Now is the time to rethink the mobility of our goods to ensure the increased demand does not come at the expense of public health and the environment, according to a new report by the Centre for London.
At the same time, in its report, the Centre also highlights an opportunity to remove inefficiencies in the system such as delays caused by traffic.
The new research, led by Centre for London, is exploring how to create a smarter and more sustainable freight and logistics ecosystem in the capital.
Deliveries have kept the city ticking over the last 18 months, with a steep increase in online sales. Online purchases made up 34.6% of total UK retail sales in February 2021, compared to 18.3% in February 2019. Beyond this the pandemic has also illustrated the importance of an efficient freight and deliveries infrastructure, which supports businesses to receive the goods and services they need, and our public services to operate, said the report.
Most goods, and many of the service providers that people rely on, move around on London’s roads. More than 20% of London’s road network capacity is taken up by freight and logistics vehicles and this has increased over the last decade. Between 2009 and 2019 the number of vehicle miles driven by light goods vehicles (LGVs) increased by 62%, from 2.4 billion to 3.9 billion. This compares to a 17% increase in vehicle miles travelled by cars and taxis over the same period (14.9 billion to 17.5 billion). Transport for London has also projected a 43% increase in the kilometres travelled by vans between 2019 and 2041, with a potential knock-on effect for congestion and air pollution.
Centre for London’s research funded by Prologis UK, Grid Smarter Cities, Impact on Urban Health and the London Borough of Southwark, will also look at good practice being developed in London and other cities, to deliver freight and logistics infrastructure fit for the 21st century.

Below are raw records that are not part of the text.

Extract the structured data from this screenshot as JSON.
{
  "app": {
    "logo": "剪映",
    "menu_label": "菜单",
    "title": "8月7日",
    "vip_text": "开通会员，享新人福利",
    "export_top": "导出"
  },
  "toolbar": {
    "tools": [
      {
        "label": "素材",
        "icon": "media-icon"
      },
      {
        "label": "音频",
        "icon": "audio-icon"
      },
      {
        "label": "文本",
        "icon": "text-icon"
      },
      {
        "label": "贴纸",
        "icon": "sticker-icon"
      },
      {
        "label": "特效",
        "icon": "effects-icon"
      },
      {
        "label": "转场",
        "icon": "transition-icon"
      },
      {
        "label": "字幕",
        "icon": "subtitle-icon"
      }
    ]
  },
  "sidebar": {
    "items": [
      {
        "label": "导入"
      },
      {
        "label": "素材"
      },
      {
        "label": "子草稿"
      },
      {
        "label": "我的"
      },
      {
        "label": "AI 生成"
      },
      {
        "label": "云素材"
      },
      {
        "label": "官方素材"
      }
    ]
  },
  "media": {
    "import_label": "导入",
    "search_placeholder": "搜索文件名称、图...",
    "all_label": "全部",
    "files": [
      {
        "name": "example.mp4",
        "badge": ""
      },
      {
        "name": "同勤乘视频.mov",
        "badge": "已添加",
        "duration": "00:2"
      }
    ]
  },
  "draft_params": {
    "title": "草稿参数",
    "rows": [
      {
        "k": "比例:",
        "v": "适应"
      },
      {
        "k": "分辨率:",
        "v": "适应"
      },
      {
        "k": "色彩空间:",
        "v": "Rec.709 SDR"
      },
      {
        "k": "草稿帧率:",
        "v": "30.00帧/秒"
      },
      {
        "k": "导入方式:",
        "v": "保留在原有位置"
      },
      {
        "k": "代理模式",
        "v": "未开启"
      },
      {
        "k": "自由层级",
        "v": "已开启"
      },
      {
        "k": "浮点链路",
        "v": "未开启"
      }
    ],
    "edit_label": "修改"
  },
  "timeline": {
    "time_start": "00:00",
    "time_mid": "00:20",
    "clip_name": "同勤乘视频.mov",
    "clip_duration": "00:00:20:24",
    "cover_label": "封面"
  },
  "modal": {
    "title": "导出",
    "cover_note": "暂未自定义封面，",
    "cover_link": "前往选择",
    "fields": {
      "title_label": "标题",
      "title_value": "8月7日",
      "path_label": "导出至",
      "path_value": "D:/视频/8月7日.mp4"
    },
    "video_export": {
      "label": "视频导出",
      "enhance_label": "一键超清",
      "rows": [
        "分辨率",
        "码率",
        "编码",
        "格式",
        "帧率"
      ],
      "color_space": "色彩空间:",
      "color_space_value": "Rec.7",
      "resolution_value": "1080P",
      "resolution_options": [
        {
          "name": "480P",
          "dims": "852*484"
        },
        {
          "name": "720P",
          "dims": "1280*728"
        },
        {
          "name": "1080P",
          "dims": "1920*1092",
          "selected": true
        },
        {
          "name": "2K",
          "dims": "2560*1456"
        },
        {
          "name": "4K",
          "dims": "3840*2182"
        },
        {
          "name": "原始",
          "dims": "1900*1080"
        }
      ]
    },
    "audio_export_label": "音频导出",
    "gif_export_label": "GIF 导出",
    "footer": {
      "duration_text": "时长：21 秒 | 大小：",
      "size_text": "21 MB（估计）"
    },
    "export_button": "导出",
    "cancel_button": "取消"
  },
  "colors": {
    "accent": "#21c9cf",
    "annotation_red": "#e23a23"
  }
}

The Centre will publish a final report in autumn 2021 including recommendations to policymakers, developers, landowners and freight and logistics businesses to create a more efficient and sustainable freight and logistics system in the capital.
Rob Whitehead, Director of Strategic Projects at Centre for London said: “Most of us like having low cost and fast home deliveries – and businesses and carriers have been working hard to fulfil this rising demand. They also are essential for moving food, medicine and other critical items around.
“But there is a serious risk that goods vehicles will come to dominate our roads, increasing congestion and contributing to poor air quality. We urgently need to look at solutions to make the delivery of goods more efficient and sustainable – which is what Centre for London has set out to do with this new research.”
Robin Woodbridge, Head of UK Capital Deployment, Prologis UK “The pandemic accelerated an increase in home deliveries and levels are unlikely to reduce post-covid because of the time it gives people back: this means we must plan for a future where freight distribution or consolidation centres are located close to where people live and work.
“There is a damaging misconception that locating these facilities outside of cities is good for sustainability, reducing traffic and improving air quality: that couldn’t be further from the truth, indeed, research has shown that sustainability gains are higher if these facilities are located as close as possible to the end consumer. Addressing these misconceptions and encouraging collaboration across key stakeholder groups is a key reason why we are supporting this research by Centre for London.”
Neil Herron, Founder & CEO, Grid Smarter Cities said: “The pandemic highlighted the importance we all place on the delivery and freight sector to bring us the goods we rely on in a timely way. As demand for online deliveries continues to exponentially grow; safer, greener and more equitable options are urgently needed that off-set the environmental impact.
“Digital kerbside management solutions for freight, servicing & delivery access will help to bring order to the chaos of the kerbside and significantly reduce miles driven and CO2 emissions on the capital’s roads – while supporting climate action plans and new revenue streams for cities.
“Grid Smarter Cities is proud to support the Centre for London in undertaking this important independent research as we embrace and understand the need for sector specific technological and policy driven interventions to better manage urban logistics at the kerbside.’’
Kate Langford, Programme Director of Impact on Urban Health’s Health Effects of Air Pollution programme, said: “There is substantial evidence that air pollution disproportionately affects the health of children, older people and people with heart and lung conditions. Air pollution also intersects with other systemic causes of ill health, like unemployment and noise pollution, and so has a disproportionate effect on people who live in lower income neighbourhoods.
“This health inequity was made more apparent by COVID-19, and one vital step we need to take is to design systems that manage the rise of deliveries and online shopping. Residents must be engaged in the design of these new systems, to make sure that they protect people’s health and work for everyone.”
Cllr Catherine Rose, Cabinet Member for Transport, Parks and Sport at Southwark Council, said: “Improving air quality is a priority for Southwark Council and understanding how we can better manage goods and services moving around our borough is a crucial part of reducing of this. Putting in place the infrastructure for cycling, the use of cargo bikes, safer pedestrian routes, and rapid recharging points for electric vehicles are key aims that support local businesses to make positive choices for them and their customers. We’re therefore pleased to sponsor this research by Centre for London, which will help us to support businesses in finding innovative solutions that provide low emission, efficient logistics.”